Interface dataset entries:
--- START ---

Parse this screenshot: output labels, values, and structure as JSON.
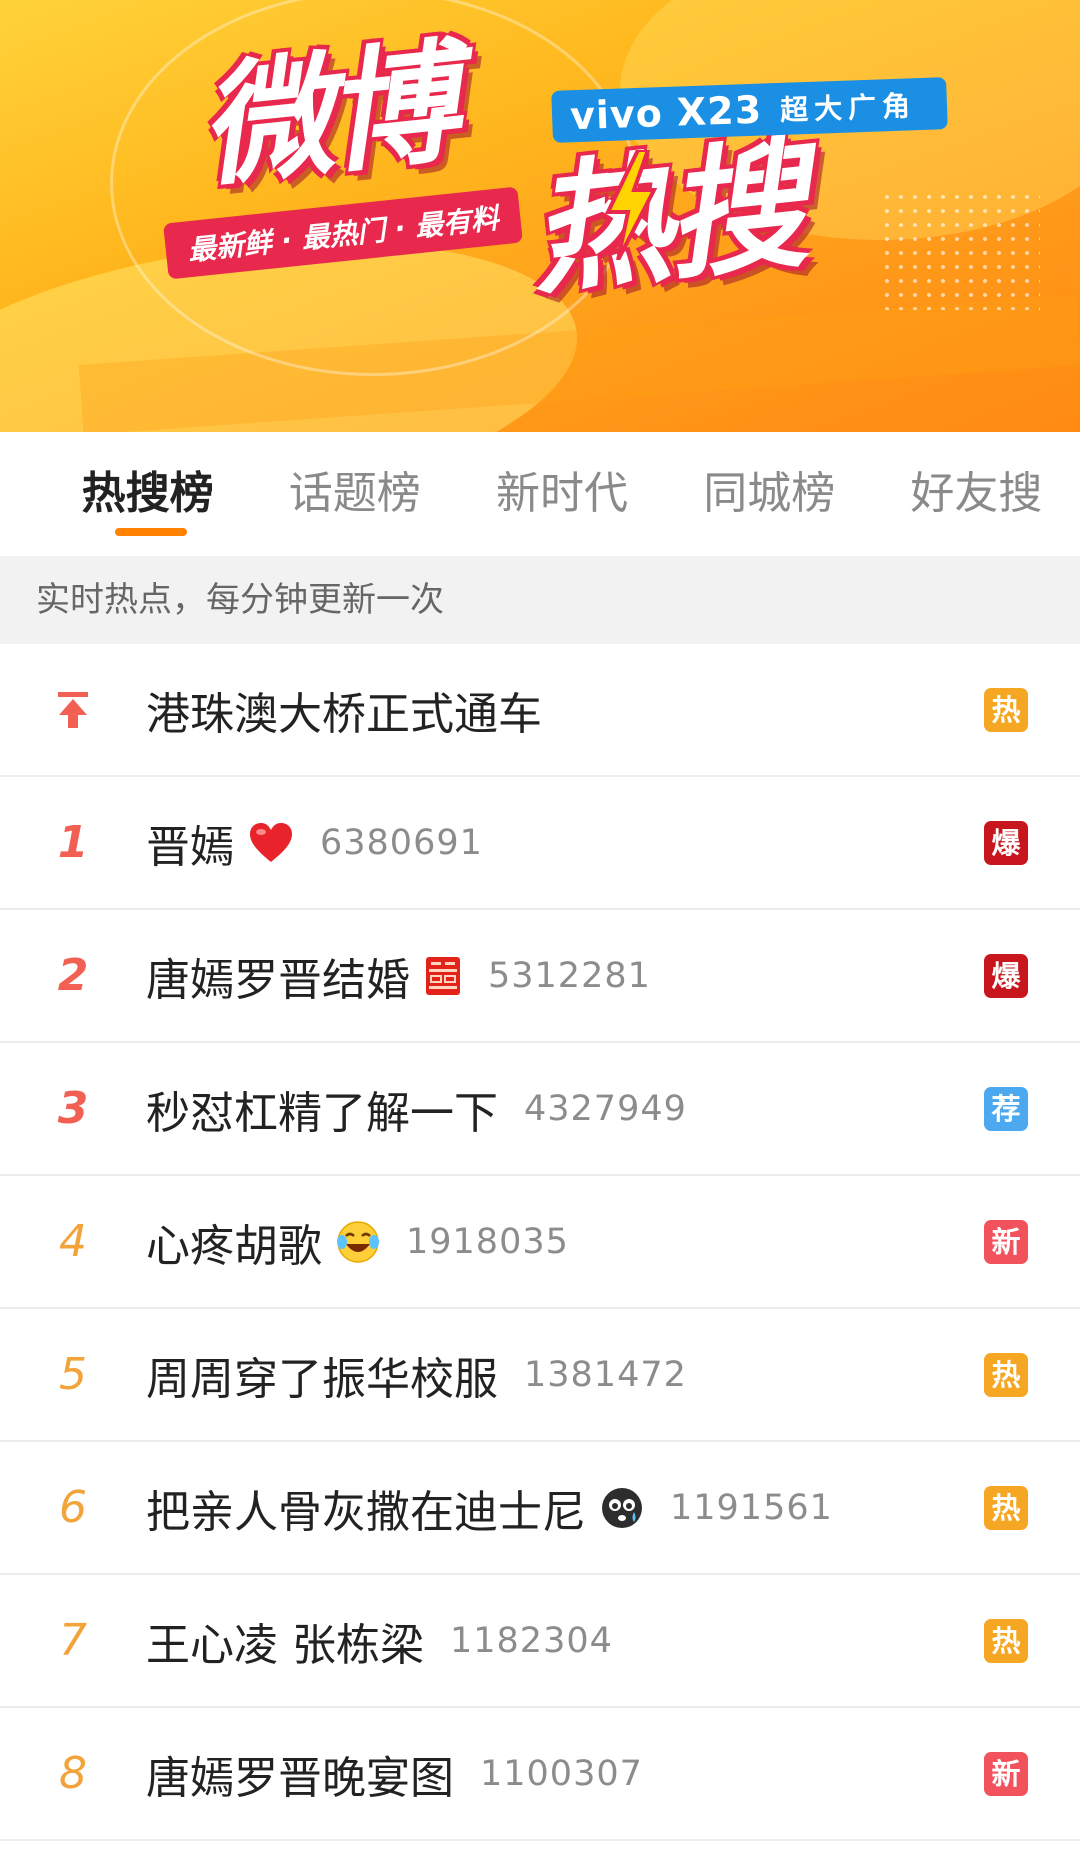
{
  "banner": {
    "title_main": "微博",
    "title_sub": "热搜",
    "slogan": "最新鲜 · 最热门 · 最有料",
    "sponsor_brand": "vivo X23",
    "sponsor_tag": "超大广角"
  },
  "tabs": [
    {
      "label": "热搜榜",
      "active": true
    },
    {
      "label": "话题榜",
      "active": false
    },
    {
      "label": "新时代",
      "active": false
    },
    {
      "label": "同城榜",
      "active": false
    },
    {
      "label": "好友搜",
      "active": false
    }
  ],
  "info_text": "实时热点，每分钟更新一次",
  "colors": {
    "accent": "#ff8200",
    "rank_top": "#f26054",
    "rank_other": "#f2a33a",
    "badge_hot": "#f5a623",
    "badge_boom": "#c7161d",
    "badge_rec": "#4ca9f0",
    "badge_new": "#f2525c"
  },
  "pinned": {
    "title": "港珠澳大桥正式通车",
    "badge": "热",
    "badge_type": "hot"
  },
  "items": [
    {
      "rank": "1",
      "title": "晋嫣",
      "emoji": "heart-icon",
      "count": "6380691",
      "badge": "爆",
      "badge_type": "boom"
    },
    {
      "rank": "2",
      "title": "唐嫣罗晋结婚",
      "emoji": "double-happiness-icon",
      "count": "5312281",
      "badge": "爆",
      "badge_type": "boom"
    },
    {
      "rank": "3",
      "title": "秒怼杠精了解一下",
      "emoji": "",
      "count": "4327949",
      "badge": "荐",
      "badge_type": "rec"
    },
    {
      "rank": "4",
      "title": "心疼胡歌",
      "emoji": "crying-laugh-icon",
      "count": "1918035",
      "badge": "新",
      "badge_type": "new"
    },
    {
      "rank": "5",
      "title": "周周穿了振华校服",
      "emoji": "",
      "count": "1381472",
      "badge": "热",
      "badge_type": "hot"
    },
    {
      "rank": "6",
      "title": "把亲人骨灰撒在迪士尼",
      "emoji": "crying-face-icon",
      "count": "1191561",
      "badge": "热",
      "badge_type": "hot"
    },
    {
      "rank": "7",
      "title": "王心凌 张栋梁",
      "emoji": "",
      "count": "1182304",
      "badge": "热",
      "badge_type": "hot"
    },
    {
      "rank": "8",
      "title": "唐嫣罗晋晚宴图",
      "emoji": "",
      "count": "1100307",
      "badge": "新",
      "badge_type": "new"
    }
  ]
}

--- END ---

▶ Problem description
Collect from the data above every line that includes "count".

▶ Task solution
      "count": "6380691",
      "count": "5312281",
      "count": "4327949",
      "count": "1918035",
      "count": "1381472",
      "count": "1191561",
      "count": "1182304",
      "count": "1100307",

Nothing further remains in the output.